Stage productions aren't just about the script.
In your corpse example, there are several ways to handle it and it depends on the director more than the playwright.
The corpses pile up and then there is a marker to indicate the end of the act which resets things. The corpses turn back into actors and get up and walk away.
The character falls over and dies off stage (or falls onstage and crawls off to die). The injury causing the death would be onstage and obvious. Actors left onstage could react to "seeing" the character die, even if the audience can't see them.
Same as above only the final fall-down-and-die is behind a set piece.
Someone drags them off.
This is something I've actually dealt with. In the classical ballet production of The Nutcracker, one of the acts is The Battle Scene where toy soldiers come to life and both they and mice grow to the size of humans and engage in battle. In most versions, both soldiers and mice get stabbed and die on stage. In the production we're involved with, other mice or soldiers drag off their fallen comrades-in-arms. In small productions (like ours), the dancers playing the dead come back on stage as reinforcements. (And trust me where I say that not having the young children doing this rehearse pulling the dead characters all the way off stage before the dancer resurrects leads to some unintended consequences.)
In general though, the director will make changes. In ballets, a double pas de deux will turn into a pas de trois, if you're short a man (as small companies often are). A scene designed for 5 characters might become one for 4, if they're down an actor. Or 6, if they need to fit someone else in.
Your job as a playwright is not to dictate the absolutes, but to make clear which parts are important to keep as is and have flexibility for the rest. To minimize changes, make sure your asks are possible.
The most important thing to keep track of is where your actors are. Don't have a character enter stage right 5 seconds after exiting stage left.

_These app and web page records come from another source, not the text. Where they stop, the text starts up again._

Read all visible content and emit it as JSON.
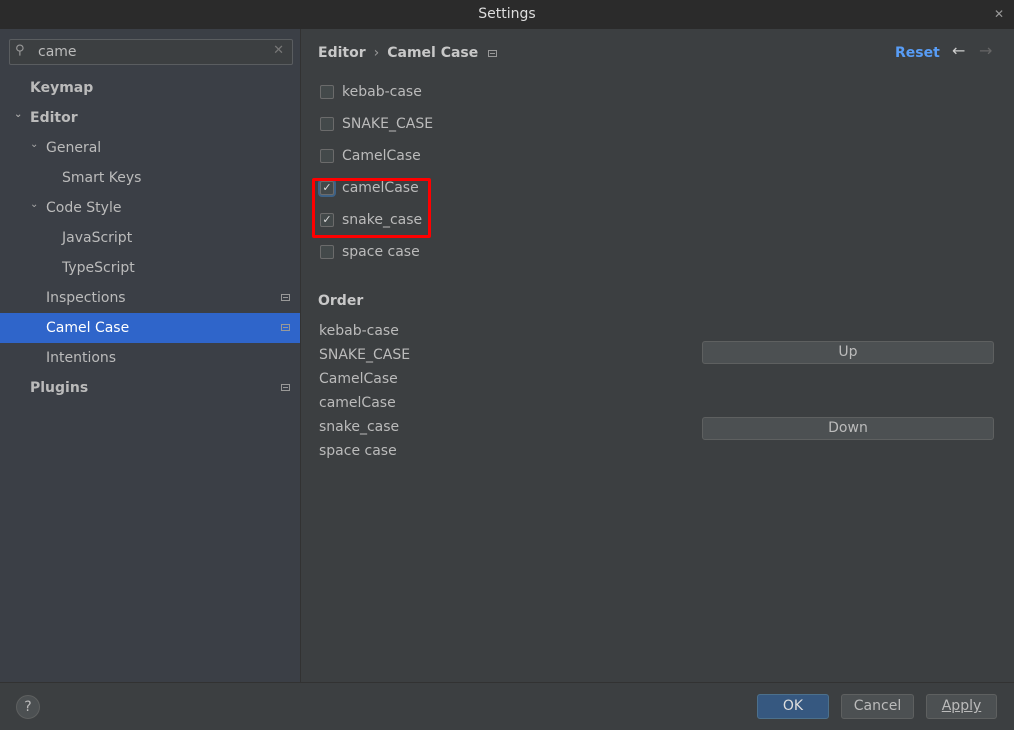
{
  "window": {
    "title": "Settings"
  },
  "search": {
    "value": "came"
  },
  "tree": [
    {
      "label": "Keymap",
      "level": 0,
      "bold": true
    },
    {
      "label": "Editor",
      "level": 0,
      "bold": true,
      "expanded": true
    },
    {
      "label": "General",
      "level": 1,
      "expanded": true
    },
    {
      "label": "Smart Keys",
      "level": 2
    },
    {
      "label": "Code Style",
      "level": 1,
      "expanded": true
    },
    {
      "label": "JavaScript",
      "level": 2
    },
    {
      "label": "TypeScript",
      "level": 2
    },
    {
      "label": "Inspections",
      "level": 1,
      "page_icon": true
    },
    {
      "label": "Camel Case",
      "level": 1,
      "page_icon": true,
      "selected": true
    },
    {
      "label": "Intentions",
      "level": 1
    },
    {
      "label": "Plugins",
      "level": 0,
      "bold": true,
      "page_icon": true
    }
  ],
  "breadcrumb": {
    "parent": "Editor",
    "sep": "›",
    "current": "Camel Case"
  },
  "header": {
    "reset": "Reset",
    "back": "←",
    "forward": "→"
  },
  "options": [
    {
      "label": "kebab-case",
      "checked": false
    },
    {
      "label": "SNAKE_CASE",
      "checked": false
    },
    {
      "label": "CamelCase",
      "checked": false
    },
    {
      "label": "camelCase",
      "checked": true,
      "focused": true
    },
    {
      "label": "snake_case",
      "checked": true
    },
    {
      "label": "space case",
      "checked": false
    }
  ],
  "order": {
    "title": "Order",
    "items": [
      "kebab-case",
      "SNAKE_CASE",
      "CamelCase",
      "camelCase",
      "snake_case",
      "space case"
    ],
    "up": "Up",
    "down": "Down"
  },
  "footer": {
    "help": "?",
    "ok": "OK",
    "cancel": "Cancel",
    "apply": "Apply"
  },
  "colors": {
    "accent": "#2f65ca",
    "link": "#589df6",
    "highlight": "#ff0000",
    "ok": "#365880"
  }
}
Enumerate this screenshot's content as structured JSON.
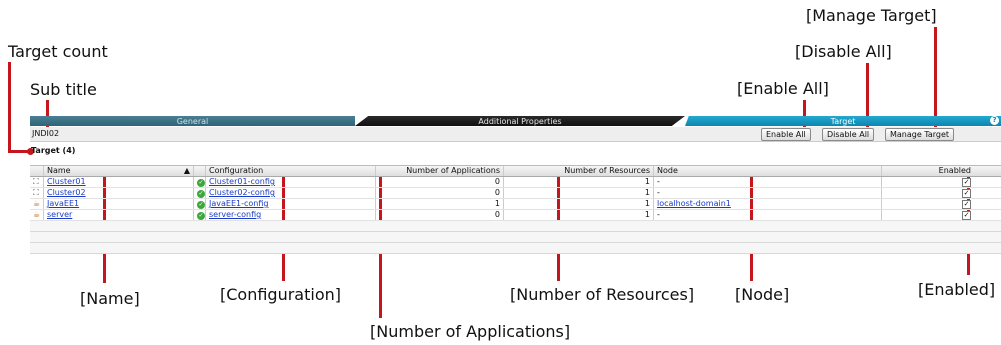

Either allow enough time to get around or change the staging (and here I mean, don't write something that requires an actor to come to a particular location that isn't feasible...the director will figure out blocking early on in rehearsals).
This includes keeping track of costume, hair, and makeup changes. While performers can and will change in the wings if they have to, there are still limits on how fast this can happen. For example, if you use the same actor to be a 30 year old and then her/himself at 70, put a transitionary scene between the time jump. The dancers I work with can change costumes in about a minute and a half (in the wings, with help, assume 4-5 pieces per costume), 2.5 minutes if they also have to change shoes. If they have to do anything more to hair and makeup than pull out a hairpiece and stick in another, not only does the time needed increase dramatically, but you have to account for time to and from the dressing room because they will need more light than you can have in the wings.
Other things to keep track of are set pieces and props. If you want to go from a scene at school with 10 actors sitting at desks to a scene in someone's living room, you're going to need at least 3-4 minutes in-between (and frankly, this is better done with an intermission).
I was in a play in high school where the actors who weren't on at this time had to work behind a closed curtain in the dark to make a change of this magnitude. We had 2-3 minutes while a small scene played out in front of the curtain. During dress rehearsal, I found myself still on the raised set platform as the curtain started to open. I rushed, flew off the platform on to the main stage, and ended up in the ER with a (thankfully only) badly sprained wrist (and did my performances in a brace). While this was the director's fault (we'd asked for glow-in-the-dark tape to mark the stairs and/or low-level lighting and didn't get it), there was no reason for the author to have made this transition so fast. A major company has special equipment and moveable sets, but high schools don't.
With props, remember that a prop off stage stage right isn't going to magically appear for an actor to grab stage left. Not all props are easy to duplicate. If you write that an actor drops a prop on stage, unless it's the very end of the act, write in a way to get that prop out of the way. If a prop needs to be swept up (falling snow in the Nutcracker's snow scene), make really sure it's at the end of an act. This is how accidents happen.
If your play requires certain types of staging, state that up front with the cast list. It's okay if you must have flying harnesses, backdrop changes, rear curtain projectors, etc, but make sure no one commits to the play before they realize this. If you can provide alternatives, do it.
There are many more examples but hopefully these are useful.